§ **ASSIGNMENT**
Gather all lines in the records below that include the word "JSON".

§ **PROVIDED DATA**
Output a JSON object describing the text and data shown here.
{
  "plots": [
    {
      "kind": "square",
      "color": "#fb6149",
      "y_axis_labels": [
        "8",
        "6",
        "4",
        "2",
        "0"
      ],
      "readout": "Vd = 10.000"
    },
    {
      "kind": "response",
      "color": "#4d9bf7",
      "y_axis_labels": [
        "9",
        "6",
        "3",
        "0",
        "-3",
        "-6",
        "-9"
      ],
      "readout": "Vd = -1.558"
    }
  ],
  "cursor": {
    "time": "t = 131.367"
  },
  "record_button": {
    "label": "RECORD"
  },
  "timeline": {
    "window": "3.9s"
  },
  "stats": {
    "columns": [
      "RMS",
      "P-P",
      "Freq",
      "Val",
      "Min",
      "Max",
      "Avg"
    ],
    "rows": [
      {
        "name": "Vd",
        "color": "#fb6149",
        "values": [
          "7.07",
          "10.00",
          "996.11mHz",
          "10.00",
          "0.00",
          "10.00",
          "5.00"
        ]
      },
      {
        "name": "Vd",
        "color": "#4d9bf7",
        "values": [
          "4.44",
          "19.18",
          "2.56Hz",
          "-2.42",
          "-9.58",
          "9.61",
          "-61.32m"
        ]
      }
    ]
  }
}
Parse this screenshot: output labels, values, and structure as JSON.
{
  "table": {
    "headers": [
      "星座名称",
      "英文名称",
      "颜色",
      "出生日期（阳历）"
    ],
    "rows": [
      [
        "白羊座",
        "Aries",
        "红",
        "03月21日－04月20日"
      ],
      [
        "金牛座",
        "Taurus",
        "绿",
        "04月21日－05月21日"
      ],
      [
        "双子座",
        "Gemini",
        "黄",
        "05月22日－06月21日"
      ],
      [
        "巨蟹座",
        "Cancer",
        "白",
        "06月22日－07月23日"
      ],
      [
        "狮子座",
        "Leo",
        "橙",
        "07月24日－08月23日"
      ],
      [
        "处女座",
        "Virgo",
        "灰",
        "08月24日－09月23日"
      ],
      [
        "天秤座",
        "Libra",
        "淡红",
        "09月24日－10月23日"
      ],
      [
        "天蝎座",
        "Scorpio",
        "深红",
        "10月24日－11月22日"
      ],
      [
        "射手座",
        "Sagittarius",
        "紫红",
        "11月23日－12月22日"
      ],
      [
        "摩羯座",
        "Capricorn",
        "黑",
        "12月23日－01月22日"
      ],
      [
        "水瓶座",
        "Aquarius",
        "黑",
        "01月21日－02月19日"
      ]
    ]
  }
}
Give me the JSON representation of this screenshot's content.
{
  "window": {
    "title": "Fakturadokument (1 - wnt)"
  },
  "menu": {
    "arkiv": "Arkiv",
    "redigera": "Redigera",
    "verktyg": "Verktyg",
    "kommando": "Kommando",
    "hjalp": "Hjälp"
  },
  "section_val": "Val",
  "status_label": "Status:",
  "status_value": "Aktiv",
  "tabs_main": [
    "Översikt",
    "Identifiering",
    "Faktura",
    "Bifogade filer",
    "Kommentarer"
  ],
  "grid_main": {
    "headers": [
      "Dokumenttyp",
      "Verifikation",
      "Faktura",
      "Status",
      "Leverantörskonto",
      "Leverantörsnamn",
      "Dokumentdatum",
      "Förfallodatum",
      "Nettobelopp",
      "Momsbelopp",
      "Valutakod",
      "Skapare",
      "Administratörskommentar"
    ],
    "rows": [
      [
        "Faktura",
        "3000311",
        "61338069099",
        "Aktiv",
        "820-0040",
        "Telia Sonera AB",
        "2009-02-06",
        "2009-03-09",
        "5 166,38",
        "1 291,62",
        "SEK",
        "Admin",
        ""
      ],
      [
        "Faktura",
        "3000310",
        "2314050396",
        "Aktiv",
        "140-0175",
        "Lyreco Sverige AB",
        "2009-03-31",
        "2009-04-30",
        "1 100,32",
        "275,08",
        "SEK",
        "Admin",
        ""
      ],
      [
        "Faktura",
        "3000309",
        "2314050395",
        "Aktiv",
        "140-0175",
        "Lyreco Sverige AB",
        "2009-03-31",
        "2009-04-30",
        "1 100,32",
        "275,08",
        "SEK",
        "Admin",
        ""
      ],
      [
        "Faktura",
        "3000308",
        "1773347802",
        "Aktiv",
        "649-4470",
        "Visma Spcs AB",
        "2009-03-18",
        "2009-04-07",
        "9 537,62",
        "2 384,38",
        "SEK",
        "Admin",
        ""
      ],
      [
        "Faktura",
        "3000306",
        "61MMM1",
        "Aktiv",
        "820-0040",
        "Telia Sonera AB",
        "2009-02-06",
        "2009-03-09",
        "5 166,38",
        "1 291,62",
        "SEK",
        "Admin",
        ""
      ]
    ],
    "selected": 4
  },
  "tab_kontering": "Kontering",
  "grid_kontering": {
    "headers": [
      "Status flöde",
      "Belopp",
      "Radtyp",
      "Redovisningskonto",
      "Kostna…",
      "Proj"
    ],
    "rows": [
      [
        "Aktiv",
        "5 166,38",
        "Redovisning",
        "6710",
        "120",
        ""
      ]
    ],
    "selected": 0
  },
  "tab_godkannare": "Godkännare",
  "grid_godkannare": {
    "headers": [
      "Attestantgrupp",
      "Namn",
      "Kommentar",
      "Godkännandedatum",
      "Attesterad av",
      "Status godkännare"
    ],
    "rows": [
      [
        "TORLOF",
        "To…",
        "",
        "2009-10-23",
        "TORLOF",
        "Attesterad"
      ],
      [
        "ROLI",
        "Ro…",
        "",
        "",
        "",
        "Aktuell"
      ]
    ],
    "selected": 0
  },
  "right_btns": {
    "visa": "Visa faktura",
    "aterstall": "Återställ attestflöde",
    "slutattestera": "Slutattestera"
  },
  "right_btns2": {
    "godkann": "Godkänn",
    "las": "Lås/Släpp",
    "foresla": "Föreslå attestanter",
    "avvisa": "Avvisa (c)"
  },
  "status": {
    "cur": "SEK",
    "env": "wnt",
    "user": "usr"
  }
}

§ **ANSWER BOX**
Output a JSON object describing the text and data shown here.
Parse this screenshot: output labels, values, and structure as JSON.
Give me the JSON representation of this screenshot's content.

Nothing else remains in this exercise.